++++ Input data
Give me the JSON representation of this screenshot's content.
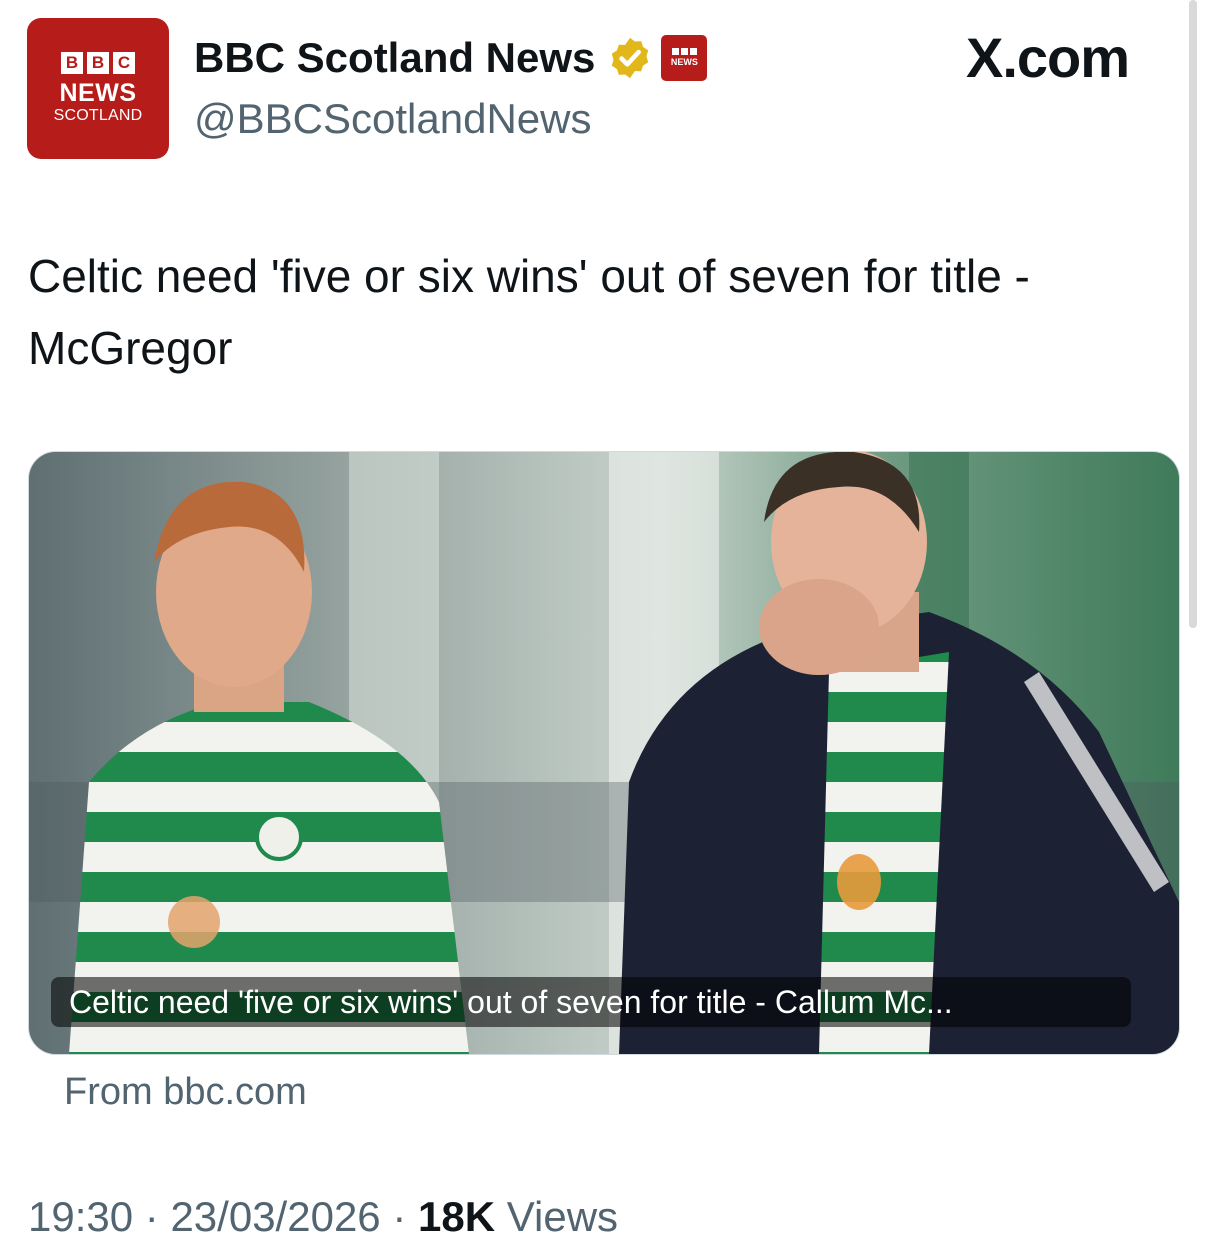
{
  "account": {
    "avatar_blocks": [
      "B",
      "B",
      "C"
    ],
    "avatar_news": "NEWS",
    "avatar_region": "SCOTLAND",
    "display_name": "BBC Scotland News",
    "handle": "@BBCScotlandNews",
    "verified_icon": "gold-verified-badge-icon",
    "affiliate_badge_text": "NEWS"
  },
  "site_label": "X.com",
  "tweet": {
    "text": "Celtic need 'five or six wins' out of seven for title - McGregor"
  },
  "card": {
    "caption": "Celtic need 'five or six wins' out of seven for title - Callum Mc...",
    "source": "From bbc.com"
  },
  "meta": {
    "time": "19:30",
    "separator": "·",
    "date": "23/03/2026",
    "views_count": "18K",
    "views_label": "Views"
  },
  "colors": {
    "bbc_red": "#b61c1a",
    "verified_gold": "#e2b719",
    "secondary_text": "#536471",
    "primary_text": "#0f1419",
    "celtic_green": "#1f8a4c"
  }
}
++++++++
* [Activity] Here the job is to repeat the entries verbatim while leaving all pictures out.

* [Solution to the problem]
Give me the JSON representation of this screenshot's content.
{
  "account": {
    "avatar_blocks": [
      "B",
      "B",
      "C"
    ],
    "avatar_news": "NEWS",
    "avatar_region": "SCOTLAND",
    "display_name": "BBC Scotland News",
    "handle": "@BBCScotlandNews",
    "verified_icon": "gold-verified-badge-icon",
    "affiliate_badge_text": "NEWS"
  },
  "site_label": "X.com",
  "tweet": {
    "text": "Celtic need 'five or six wins' out of seven for title - McGregor"
  },
  "card": {
    "caption": "Celtic need 'five or six wins' out of seven for title - Callum Mc...",
    "source": "From bbc.com"
  },
  "meta": {
    "time": "19:30",
    "separator": "·",
    "date": "23/03/2026",
    "views_count": "18K",
    "views_label": "Views"
  },
  "colors": {
    "bbc_red": "#b61c1a",
    "verified_gold": "#e2b719",
    "secondary_text": "#536471",
    "primary_text": "#0f1419",
    "celtic_green": "#1f8a4c"
  }
}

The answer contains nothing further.